There is so much more I should mention. There is a great deal in here about a sojourn in Iceland, the Nordic landscape, the feeling of a society on the edge of the sea. There is much mist; much difficult and dodgy industry. There is false advertising, played against real and difficult beauty. There is darkness and much groping around in that darkness. There is the masterful poem “Ataraxia” (52), which should be read seven times in a row, at least. The back of the book contends that “the clutch of love poems contained within are key to unlocking the larger collection—itself a love song to the wordless world.”
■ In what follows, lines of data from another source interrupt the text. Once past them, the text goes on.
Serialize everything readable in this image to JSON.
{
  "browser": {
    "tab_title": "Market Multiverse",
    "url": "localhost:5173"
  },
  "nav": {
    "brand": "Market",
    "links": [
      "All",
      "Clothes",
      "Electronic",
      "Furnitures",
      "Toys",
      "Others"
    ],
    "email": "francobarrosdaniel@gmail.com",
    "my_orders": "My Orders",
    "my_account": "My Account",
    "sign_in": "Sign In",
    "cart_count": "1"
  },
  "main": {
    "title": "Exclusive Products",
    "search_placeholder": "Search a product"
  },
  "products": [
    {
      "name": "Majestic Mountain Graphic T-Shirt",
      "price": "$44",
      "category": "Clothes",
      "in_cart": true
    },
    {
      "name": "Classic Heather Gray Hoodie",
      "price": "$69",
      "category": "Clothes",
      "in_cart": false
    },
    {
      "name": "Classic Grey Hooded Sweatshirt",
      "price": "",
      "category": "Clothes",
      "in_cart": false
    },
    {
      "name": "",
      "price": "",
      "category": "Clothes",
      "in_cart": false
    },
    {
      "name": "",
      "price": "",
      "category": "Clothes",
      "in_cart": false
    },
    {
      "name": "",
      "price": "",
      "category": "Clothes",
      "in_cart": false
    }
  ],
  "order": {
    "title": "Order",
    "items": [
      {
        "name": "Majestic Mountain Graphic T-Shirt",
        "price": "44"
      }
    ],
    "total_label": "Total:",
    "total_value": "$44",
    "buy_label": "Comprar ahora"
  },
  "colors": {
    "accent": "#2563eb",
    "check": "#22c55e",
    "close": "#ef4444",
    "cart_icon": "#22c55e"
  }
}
And there is definitely something here to unlock. The book contains six poems entitled “Explanatory Gap” (17, 40, 44 and 60, 78, and 100, respectively), and while they are phenomenal poems, I admit, there are still some connections between these, and other individual poems that I haven’t quite made. For instance, I am not quite sure yet about the relationship between poems entitled “Essentialist” (13), “Pragmatist” (38), “Materialist” (62), “Verificationist” (87) and “Compatibilist” (107), all excellent poems in their own rights. In my defense, I have only been sitting with the book for a month, and I have been shamelessly rereading “Marram Grass” instead of trying to really crack the code.
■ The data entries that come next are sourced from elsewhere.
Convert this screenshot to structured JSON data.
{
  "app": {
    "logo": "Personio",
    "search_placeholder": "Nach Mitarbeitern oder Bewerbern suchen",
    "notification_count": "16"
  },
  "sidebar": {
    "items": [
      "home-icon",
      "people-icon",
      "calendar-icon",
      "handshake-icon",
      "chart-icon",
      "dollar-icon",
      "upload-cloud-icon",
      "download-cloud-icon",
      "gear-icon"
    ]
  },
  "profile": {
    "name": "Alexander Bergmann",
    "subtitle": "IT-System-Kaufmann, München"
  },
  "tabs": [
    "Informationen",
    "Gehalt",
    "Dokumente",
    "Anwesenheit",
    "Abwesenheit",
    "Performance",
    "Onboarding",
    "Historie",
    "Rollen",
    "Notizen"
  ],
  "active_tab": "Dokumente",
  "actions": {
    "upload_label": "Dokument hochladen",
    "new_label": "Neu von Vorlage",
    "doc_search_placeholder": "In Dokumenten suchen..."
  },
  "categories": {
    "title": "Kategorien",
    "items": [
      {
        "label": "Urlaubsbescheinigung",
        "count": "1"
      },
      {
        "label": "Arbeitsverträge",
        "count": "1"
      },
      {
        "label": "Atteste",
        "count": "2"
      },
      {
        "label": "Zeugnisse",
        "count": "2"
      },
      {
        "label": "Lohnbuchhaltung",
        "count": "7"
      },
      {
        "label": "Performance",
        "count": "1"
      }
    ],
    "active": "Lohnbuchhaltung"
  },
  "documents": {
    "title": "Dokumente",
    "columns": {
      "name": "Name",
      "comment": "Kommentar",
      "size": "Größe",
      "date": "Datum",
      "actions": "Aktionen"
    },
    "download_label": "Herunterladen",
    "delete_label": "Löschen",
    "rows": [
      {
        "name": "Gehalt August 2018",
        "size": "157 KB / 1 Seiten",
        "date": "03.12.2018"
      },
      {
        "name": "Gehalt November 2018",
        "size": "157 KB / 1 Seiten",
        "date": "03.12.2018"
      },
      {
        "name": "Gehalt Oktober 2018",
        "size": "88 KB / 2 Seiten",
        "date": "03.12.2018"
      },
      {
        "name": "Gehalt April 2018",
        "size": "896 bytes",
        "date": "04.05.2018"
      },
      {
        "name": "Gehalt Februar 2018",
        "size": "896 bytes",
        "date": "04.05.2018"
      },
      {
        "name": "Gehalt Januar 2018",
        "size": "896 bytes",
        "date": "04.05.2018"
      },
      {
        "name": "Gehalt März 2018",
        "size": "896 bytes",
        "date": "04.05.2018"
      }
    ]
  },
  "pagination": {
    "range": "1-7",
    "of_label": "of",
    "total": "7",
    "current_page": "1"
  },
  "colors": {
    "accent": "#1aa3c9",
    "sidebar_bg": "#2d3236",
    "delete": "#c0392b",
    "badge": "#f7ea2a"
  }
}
This was my first exposure to Babstock, and, mild insomnia notwithstanding, I am grateful for the exposure. It reminded me why I still love poetry as much as I do. It gave me a kind of ataraxia (I am ashamed to tell you that I had to Google this word—and I thought I knew my Greek ideology). I will certainly read the collection again, hoping to make more connections between the poems. I hope, I hope and pray, that very, very savvy scholars will publish articles about these connections and that I will chance upon these articles and be floored with fleeting feelings of really understanding. I hope someone posts a comment underneath this review, elaborating on something I missed. This collection is a love song to human consciousness, adrift in the “worldless world,” and I was utterly seduced. So, while, some moments cast me just a bit too far adrift for me to praise it unreservedly (I mean, none of us like to be thrown out of a moving vehicle), I still recommend it unreservedly. It is worth the price of admission solely for poems like “Ataraxia,” “Marram Grass,” “Palindromic” (27), and the “Explanatory Gaps.” And for the poem “Epochal,” which offers us two images, culled from different forms of visual media, which seem, at first, utterly unrelated to one another. Babstock then demands that we “connect them” (50). Oh. It is worth the price of admission just to be invited to try.

Jenn Houle lives, works and writes in Shediac, New Brunswick. Her poetry has appeared in Lichen (winner of 2004 serial poetry contest) and is forthcoming in Arc and The Antigonish Review. She is currently working on her first collection of poems.